▶ **Problem statement**:
Whenever "CAEN" appears in a line, please copy that line from the data.

▶ **Records shown**:
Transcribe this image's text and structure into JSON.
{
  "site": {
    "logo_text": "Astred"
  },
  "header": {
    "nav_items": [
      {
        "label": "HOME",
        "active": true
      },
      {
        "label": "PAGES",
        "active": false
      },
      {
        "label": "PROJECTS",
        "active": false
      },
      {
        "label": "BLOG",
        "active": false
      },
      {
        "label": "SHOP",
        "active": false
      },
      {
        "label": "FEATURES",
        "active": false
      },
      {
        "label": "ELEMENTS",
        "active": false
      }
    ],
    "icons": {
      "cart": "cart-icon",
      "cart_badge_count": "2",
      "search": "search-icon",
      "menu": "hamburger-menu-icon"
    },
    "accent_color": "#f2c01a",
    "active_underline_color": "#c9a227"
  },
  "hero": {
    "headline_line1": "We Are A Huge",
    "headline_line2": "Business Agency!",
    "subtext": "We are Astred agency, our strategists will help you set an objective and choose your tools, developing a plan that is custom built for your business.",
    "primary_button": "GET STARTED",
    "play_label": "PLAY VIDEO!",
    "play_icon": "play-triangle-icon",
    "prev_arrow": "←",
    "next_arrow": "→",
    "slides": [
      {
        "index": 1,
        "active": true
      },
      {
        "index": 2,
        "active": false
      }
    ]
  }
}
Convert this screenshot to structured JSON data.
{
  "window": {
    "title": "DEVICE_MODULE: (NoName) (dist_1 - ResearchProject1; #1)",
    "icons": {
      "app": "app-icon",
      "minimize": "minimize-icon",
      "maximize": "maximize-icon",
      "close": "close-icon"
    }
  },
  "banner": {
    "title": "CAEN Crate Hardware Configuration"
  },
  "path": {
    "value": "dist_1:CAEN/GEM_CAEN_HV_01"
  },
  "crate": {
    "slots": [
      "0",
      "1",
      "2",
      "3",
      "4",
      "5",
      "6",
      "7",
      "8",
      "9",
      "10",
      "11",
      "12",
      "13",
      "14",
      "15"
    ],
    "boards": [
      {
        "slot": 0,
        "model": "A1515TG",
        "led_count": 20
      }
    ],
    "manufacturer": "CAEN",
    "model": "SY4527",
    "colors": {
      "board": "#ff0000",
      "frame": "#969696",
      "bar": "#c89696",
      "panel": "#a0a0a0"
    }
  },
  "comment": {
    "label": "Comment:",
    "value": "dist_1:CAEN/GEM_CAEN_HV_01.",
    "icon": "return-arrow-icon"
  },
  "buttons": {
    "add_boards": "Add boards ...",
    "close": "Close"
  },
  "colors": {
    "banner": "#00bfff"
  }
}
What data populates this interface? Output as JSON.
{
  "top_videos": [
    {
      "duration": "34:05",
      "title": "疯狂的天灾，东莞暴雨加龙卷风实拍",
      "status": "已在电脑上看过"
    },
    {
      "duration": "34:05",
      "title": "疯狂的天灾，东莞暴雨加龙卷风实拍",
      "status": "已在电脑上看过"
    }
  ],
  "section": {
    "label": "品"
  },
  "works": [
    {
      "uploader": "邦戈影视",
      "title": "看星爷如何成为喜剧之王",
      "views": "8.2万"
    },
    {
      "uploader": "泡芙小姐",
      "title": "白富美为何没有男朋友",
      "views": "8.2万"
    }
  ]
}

▶ **Response**:
    "title": "CAEN Crate Hardware Configuration"
    "value": "dist_1:CAEN/GEM_CAEN_HV_01"
    "manufacturer": "CAEN",
    "value": "dist_1:CAEN/GEM_CAEN_HV_01.",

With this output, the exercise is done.